GIVEN INFORMATION
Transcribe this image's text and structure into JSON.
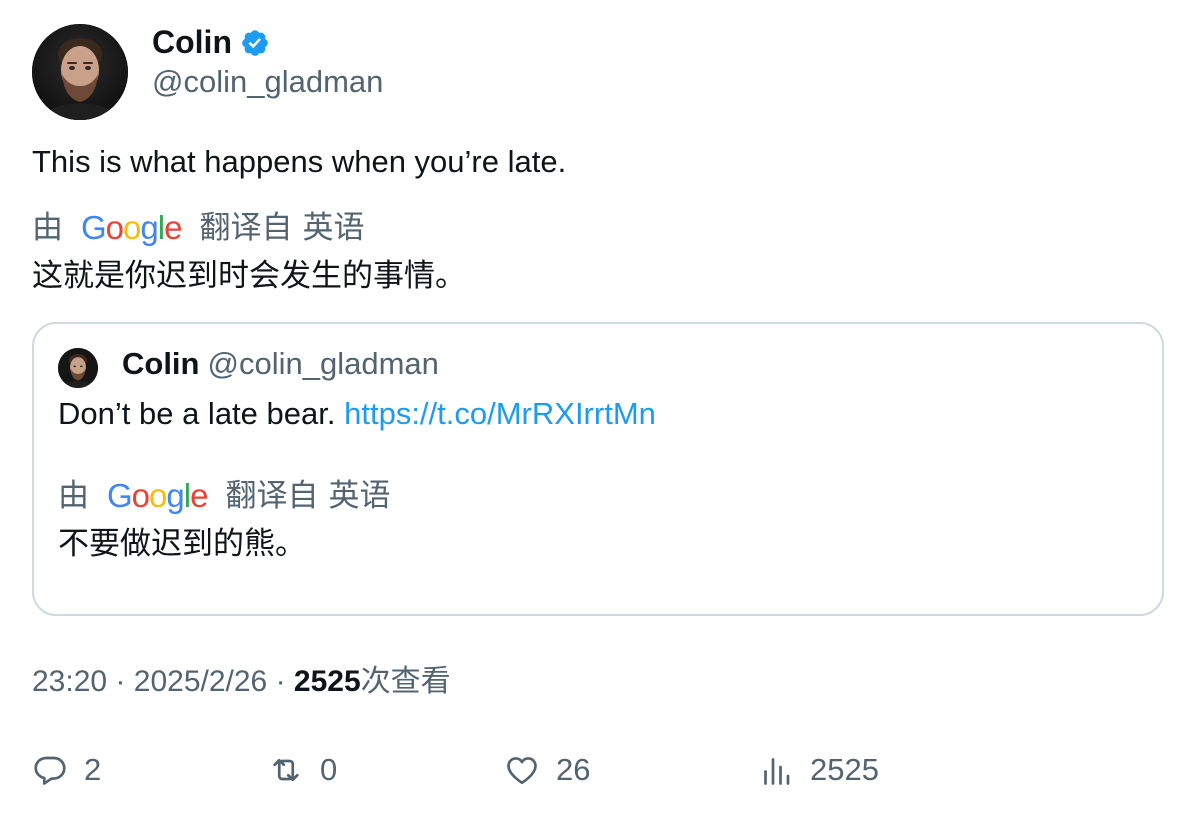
{
  "author": {
    "name": "Colin",
    "handle": "@colin_gladman",
    "verified": true
  },
  "tweet": {
    "text": "This is what happens when you’re late.",
    "translation": {
      "by": "由",
      "google_logo": [
        "G",
        "o",
        "o",
        "g",
        "l",
        "e"
      ],
      "from": "翻译自",
      "language": "英语",
      "text": "这就是你迟到时会发生的事情。"
    }
  },
  "quote": {
    "name": "Colin",
    "handle": "@colin_gladman",
    "text": "Don’t be a late bear.",
    "link": "https://t.co/MrRXIrrtMn",
    "translation": {
      "by": "由",
      "from": "翻译自",
      "language": "英语",
      "text": "不要做迟到的熊。"
    }
  },
  "meta": {
    "time": "23:20",
    "separator": "·",
    "date": "2025/2/26",
    "views_count": "2525",
    "views_label": "次查看"
  },
  "actions": {
    "replies": "2",
    "retweets": "0",
    "likes": "26",
    "views": "2525"
  },
  "colors": {
    "text_primary": "#0f1419",
    "text_secondary": "#536471",
    "link": "#1d9bf0",
    "verified": "#1d9bf0",
    "border": "#cfd9de",
    "google_blue": "#4285f4",
    "google_red": "#ea4335",
    "google_yellow": "#fbbc05",
    "google_green": "#34a853"
  },
  "icons": {
    "verified": "verified-badge-icon",
    "reply": "reply-icon",
    "retweet": "retweet-icon",
    "like": "heart-icon",
    "views": "views-chart-icon"
  }
}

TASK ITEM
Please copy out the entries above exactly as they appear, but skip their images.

OUTPUT OF THE TASK
Transcribe this image's text and structure into JSON.
{
  "author": {
    "name": "Colin",
    "handle": "@colin_gladman",
    "verified": true
  },
  "tweet": {
    "text": "This is what happens when you’re late.",
    "translation": {
      "by": "由",
      "google_logo": [
        "G",
        "o",
        "o",
        "g",
        "l",
        "e"
      ],
      "from": "翻译自",
      "language": "英语",
      "text": "这就是你迟到时会发生的事情。"
    }
  },
  "quote": {
    "name": "Colin",
    "handle": "@colin_gladman",
    "text": "Don’t be a late bear.",
    "link": "https://t.co/MrRXIrrtMn",
    "translation": {
      "by": "由",
      "from": "翻译自",
      "language": "英语",
      "text": "不要做迟到的熊。"
    }
  },
  "meta": {
    "time": "23:20",
    "separator": "·",
    "date": "2025/2/26",
    "views_count": "2525",
    "views_label": "次查看"
  },
  "actions": {
    "replies": "2",
    "retweets": "0",
    "likes": "26",
    "views": "2525"
  },
  "colors": {
    "text_primary": "#0f1419",
    "text_secondary": "#536471",
    "link": "#1d9bf0",
    "verified": "#1d9bf0",
    "border": "#cfd9de",
    "google_blue": "#4285f4",
    "google_red": "#ea4335",
    "google_yellow": "#fbbc05",
    "google_green": "#34a853"
  },
  "icons": {
    "verified": "verified-badge-icon",
    "reply": "reply-icon",
    "retweet": "retweet-icon",
    "like": "heart-icon",
    "views": "views-chart-icon"
  }
}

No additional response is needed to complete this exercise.